How they work
Alcohol-based hand rubs (ABHRs) kill the germs on hands, including illness-causing bacteria that are picked up from doorknobs, light switches and others surfaces that hands come into contact with. The effectiveness of the sanitizers depends on the amount and type of alcohol used. A range of 60-90% alcohol is effective in reducing bacteria on the hands. Even if your hands look clean, it's good to sanitize them often because you can't always see the germs that make you sick. Their use in school/child care settings has been shown to reduce the number of days that children are away sick and the number of infections.
How to use them
Apply a loonie-size squeeze on to your hands. This will be enough to cover your hands and get under your nails. Rub hands together covering all areas including the back of hands, nail beds and between fingers until the alcohol is absorbed and hands feel dry. Avoid touching your face or eyes until hands are dry. Help children the first few times to teach them how to properly use the rinse or gel. Because alcohol can be toxic, and very small volumes of highly concentrated hand sanitizer are needed to make infants and toddlers intoxicated, it is important that these necessary hand sanitizers be kept out the reach of young children and their use be supervised at all times. Licking of the hands after the sanitizer is dry carries no chance of alcohol intoxication. Ensure to read the manufacturer's directions on use.
Alcohol gels and the skin
There is usually a skin-softening agent in ABHRs that will help to keep skin from becoming dry. Intact skin is the first line of defence, therefore careful attention to skin care is an essential part of a hand hygiene program. If broken or extremely dry skin is an issue or if your hands become red and irritated, stop using the ABHR and see a primary healthcare professional. Hand lotion prevents drying and cracked skin. Pump-type containers are recommended. If containers are reused, the containers and the pumps should be washed and dried before refilling.
Don't give up soap and water
You can use ABHRs whenever you normally would wash your hands or after touching anything that you think is not clean such as money, telephones and keyboards. However the alcohol wash should not replace soap and water when hands are visibly dirty. To make sure that you are washing your hands properly:
Wet hands with water
Add soap and rub briskly to lather
Rub hands, wrists and under fingernails for at least 15 seconds
Rinse hands under running water
Dry with a paper towel and turn off tap with the towel

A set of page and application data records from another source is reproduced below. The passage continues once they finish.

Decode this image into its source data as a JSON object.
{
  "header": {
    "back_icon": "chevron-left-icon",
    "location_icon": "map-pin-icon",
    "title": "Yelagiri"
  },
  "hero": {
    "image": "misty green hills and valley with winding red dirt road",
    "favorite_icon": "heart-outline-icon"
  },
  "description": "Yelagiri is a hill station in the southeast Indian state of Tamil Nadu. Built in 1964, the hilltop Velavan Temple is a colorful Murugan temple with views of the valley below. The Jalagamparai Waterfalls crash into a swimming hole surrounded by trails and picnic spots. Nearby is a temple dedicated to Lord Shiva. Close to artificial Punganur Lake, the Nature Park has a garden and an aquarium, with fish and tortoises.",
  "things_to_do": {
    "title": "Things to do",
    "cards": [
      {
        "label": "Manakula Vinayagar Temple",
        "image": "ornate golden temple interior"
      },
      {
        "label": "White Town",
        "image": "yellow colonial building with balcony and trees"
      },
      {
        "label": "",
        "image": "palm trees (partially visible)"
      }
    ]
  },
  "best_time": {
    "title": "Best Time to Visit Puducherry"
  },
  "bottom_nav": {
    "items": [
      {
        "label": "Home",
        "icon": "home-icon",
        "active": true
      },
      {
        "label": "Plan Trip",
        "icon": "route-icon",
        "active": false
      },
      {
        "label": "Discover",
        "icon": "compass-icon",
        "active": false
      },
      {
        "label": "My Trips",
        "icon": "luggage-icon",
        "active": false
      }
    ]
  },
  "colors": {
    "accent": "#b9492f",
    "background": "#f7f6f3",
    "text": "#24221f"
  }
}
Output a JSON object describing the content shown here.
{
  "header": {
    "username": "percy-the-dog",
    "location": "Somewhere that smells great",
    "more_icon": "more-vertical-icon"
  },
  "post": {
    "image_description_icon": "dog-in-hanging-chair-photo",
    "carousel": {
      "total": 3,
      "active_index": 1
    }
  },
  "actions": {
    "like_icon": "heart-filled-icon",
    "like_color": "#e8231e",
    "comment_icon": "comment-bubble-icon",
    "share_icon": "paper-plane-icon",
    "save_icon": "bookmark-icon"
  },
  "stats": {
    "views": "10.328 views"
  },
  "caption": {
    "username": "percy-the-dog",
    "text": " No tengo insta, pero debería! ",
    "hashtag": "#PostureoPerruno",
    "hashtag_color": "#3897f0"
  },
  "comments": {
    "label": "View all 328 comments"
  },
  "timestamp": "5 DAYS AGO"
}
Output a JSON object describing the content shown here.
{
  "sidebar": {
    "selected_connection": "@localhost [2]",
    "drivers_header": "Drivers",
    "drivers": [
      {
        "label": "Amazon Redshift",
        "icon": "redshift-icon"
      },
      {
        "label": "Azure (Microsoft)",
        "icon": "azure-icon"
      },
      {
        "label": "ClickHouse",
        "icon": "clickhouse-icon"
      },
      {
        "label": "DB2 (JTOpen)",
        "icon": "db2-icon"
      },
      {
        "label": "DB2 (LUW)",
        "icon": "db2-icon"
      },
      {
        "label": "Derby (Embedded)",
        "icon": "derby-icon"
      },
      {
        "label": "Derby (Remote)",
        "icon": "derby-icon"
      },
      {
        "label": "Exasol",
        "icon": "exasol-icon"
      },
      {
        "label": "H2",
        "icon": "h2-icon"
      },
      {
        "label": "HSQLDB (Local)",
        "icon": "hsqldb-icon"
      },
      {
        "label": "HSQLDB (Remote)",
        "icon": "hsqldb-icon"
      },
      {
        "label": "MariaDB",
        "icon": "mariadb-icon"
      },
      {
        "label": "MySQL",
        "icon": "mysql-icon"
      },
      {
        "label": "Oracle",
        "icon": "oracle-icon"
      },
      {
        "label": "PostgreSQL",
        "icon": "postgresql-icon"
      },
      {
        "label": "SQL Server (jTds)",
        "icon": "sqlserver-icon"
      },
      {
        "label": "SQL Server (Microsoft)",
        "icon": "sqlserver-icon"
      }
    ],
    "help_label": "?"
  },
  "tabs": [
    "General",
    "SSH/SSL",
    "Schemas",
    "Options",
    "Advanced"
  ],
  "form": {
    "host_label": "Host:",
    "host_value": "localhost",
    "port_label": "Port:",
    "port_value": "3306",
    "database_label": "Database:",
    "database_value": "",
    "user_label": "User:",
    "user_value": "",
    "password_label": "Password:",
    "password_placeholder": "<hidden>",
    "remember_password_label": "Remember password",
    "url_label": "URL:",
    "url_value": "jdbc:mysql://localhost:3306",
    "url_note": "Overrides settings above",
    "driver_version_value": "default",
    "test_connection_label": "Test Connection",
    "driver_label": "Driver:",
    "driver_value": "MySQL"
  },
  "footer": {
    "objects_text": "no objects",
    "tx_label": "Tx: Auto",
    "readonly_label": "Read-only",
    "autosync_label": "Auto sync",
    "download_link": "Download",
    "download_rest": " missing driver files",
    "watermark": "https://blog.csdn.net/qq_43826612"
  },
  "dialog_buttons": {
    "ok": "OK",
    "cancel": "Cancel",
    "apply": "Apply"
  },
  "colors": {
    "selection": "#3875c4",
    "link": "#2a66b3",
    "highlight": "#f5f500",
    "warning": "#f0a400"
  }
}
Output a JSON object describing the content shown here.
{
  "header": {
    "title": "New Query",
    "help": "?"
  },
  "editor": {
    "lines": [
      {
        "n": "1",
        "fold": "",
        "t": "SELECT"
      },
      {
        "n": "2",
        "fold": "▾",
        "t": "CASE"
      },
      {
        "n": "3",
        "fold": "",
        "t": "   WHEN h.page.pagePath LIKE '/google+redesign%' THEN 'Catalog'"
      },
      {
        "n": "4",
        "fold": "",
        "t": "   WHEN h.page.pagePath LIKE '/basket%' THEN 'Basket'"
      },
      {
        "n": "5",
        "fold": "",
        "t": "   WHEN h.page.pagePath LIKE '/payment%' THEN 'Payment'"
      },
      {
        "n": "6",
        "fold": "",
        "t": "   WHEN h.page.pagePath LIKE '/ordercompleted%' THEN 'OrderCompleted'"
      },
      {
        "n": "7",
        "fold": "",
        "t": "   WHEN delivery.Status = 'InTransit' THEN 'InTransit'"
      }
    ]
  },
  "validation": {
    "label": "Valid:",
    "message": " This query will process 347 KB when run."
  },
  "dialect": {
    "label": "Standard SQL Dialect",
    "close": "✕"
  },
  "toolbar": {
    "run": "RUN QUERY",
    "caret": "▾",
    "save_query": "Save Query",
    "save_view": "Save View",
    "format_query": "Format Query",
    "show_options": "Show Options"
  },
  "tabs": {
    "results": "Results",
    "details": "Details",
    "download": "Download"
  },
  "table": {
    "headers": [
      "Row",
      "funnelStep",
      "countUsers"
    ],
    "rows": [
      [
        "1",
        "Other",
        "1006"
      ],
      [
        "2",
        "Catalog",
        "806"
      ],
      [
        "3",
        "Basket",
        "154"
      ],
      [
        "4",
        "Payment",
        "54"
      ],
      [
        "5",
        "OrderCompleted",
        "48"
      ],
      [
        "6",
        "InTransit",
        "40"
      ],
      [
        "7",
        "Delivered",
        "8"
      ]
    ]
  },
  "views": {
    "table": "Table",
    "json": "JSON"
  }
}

It’s the soap combined with the scrubbing action that helps free and remove germs. Also remember to keep nails short and clean, wash wrists and remove watches and jewelry when you wash your hands.